Letter to Fellow Movie Watcher
I want to thank you for bringing a new perspective to my viewing of The Matrix Reloaded
. Although I had seen this film once before, I had not yet been able to watch it along with a room full of children. That was until last night. Hearing your babe coo, cry, yell, and laugh at the most inappropriate times throughout the movie definitely brought new meaning to Agent Smith's relentless pursuit of Neo. Hearing your young one's voice and seeing her scurry around the theater distracted me from a movie that requires so much concentration that in fact I think I understood it better this time. Let's see- causality, reality, choice.
What caused you to think it was OK to take your two-year-old to see The Matrix
-- maybe it was the intense violence, the adult themes, the references to various eastern religions, or maybe it was just a way to share some good quality time as a family on a limited budget? Whatever the cause, I know the effect was bringing you and your children closer together, as noticed by the way you kept telling her to be quiet.

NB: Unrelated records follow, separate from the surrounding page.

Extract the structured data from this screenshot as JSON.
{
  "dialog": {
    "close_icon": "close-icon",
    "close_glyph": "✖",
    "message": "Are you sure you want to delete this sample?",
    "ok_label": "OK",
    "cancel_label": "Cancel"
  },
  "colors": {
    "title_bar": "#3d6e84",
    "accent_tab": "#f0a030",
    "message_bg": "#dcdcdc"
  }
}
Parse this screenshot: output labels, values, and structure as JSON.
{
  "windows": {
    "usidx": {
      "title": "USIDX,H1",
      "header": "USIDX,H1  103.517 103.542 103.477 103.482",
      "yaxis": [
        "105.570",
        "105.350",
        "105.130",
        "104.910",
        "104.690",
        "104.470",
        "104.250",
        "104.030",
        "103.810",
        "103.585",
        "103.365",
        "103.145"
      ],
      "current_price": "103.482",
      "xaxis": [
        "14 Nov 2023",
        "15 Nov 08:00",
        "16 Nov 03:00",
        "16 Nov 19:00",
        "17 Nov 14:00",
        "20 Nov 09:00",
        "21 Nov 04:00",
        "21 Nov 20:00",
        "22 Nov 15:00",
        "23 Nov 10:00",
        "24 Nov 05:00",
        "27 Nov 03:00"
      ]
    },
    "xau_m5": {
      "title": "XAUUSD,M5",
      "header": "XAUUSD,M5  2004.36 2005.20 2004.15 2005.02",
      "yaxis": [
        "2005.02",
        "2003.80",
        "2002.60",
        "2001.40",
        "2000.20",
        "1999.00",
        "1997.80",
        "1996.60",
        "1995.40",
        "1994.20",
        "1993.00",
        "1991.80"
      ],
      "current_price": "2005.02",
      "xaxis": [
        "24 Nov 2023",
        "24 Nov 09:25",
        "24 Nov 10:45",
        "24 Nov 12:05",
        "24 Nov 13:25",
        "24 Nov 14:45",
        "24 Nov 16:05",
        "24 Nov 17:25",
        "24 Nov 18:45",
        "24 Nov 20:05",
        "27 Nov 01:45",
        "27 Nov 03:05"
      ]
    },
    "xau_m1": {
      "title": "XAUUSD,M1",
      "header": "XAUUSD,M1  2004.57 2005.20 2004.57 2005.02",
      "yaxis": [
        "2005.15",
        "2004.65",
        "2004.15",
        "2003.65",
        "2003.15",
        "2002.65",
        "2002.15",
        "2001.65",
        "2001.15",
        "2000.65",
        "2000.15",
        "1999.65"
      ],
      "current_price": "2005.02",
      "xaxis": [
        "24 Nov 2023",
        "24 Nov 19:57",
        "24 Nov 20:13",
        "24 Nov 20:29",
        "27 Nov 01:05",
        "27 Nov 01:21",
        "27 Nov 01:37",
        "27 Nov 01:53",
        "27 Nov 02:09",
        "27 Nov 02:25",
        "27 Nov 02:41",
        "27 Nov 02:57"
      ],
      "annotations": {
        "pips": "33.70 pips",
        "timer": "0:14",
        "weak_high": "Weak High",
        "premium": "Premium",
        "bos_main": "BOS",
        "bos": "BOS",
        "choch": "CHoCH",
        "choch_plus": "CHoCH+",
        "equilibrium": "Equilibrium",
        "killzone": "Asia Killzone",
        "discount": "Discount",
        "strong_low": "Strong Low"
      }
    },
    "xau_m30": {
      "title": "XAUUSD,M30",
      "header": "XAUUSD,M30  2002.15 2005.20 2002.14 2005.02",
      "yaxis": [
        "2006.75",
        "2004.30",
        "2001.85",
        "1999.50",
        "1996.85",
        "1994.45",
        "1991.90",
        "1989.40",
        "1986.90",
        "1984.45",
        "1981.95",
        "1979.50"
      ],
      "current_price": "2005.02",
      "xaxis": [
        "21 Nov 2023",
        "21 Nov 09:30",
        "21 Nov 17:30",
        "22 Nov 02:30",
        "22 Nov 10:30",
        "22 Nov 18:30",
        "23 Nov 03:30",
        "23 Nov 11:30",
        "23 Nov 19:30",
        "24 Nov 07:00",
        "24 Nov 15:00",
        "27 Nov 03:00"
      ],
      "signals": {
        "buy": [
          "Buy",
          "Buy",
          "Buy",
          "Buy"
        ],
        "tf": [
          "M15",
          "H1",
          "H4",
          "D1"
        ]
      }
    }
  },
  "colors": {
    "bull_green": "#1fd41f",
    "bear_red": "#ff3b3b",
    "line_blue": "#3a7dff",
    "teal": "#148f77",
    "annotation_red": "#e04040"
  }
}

Did you really think that this would be OK with everyone else in the theater? I guess in your world (reality) loud crying and seat kicking make the movie more realistic.
And I am sure I now understand the oracle's description of free choice, because we had none. We did not get to choose whether or not to watch this movie in a peaceful theater; that choice was made for us. We are now only left to decide why we chose to stay for the whole movie.
But I guess I can't blame you. You weren't the only one who chose The Matrix
for your children's movie experience. I heard and/or saw at least five other pre-school children in the theater with us. Seriously, what are you people thinking? R does not stand for Romper Room. But, I must accept the possibility that I am way behind the times. Maybe this is just something I haven't caught on to yet. Maybe I should have brought my four-year-old, or even my six-month-old to see Neo, Trinity and Morpheus fight it out against those evil machines. Hey, maybe our kids could all meet up at Starbucks after opening night of Matix Revolutions
and discuss the prolific use of metaphor and allegory to present idealistic philosophies and deconstruct fundamentalist presuppositions about the universe over a venti chocolate milk. Or maybe not.
Well, anyway thanks again for the enlighting experience. I can only hope that it was as enjoyable for you.
p.s. -I thought you'd like to know that there is a blog site called The Matrix Essays
where your daughter could post her thoughts on how the Wachowsky brothers have altered her view of preschool. That is, if she's not too busy watching South Park.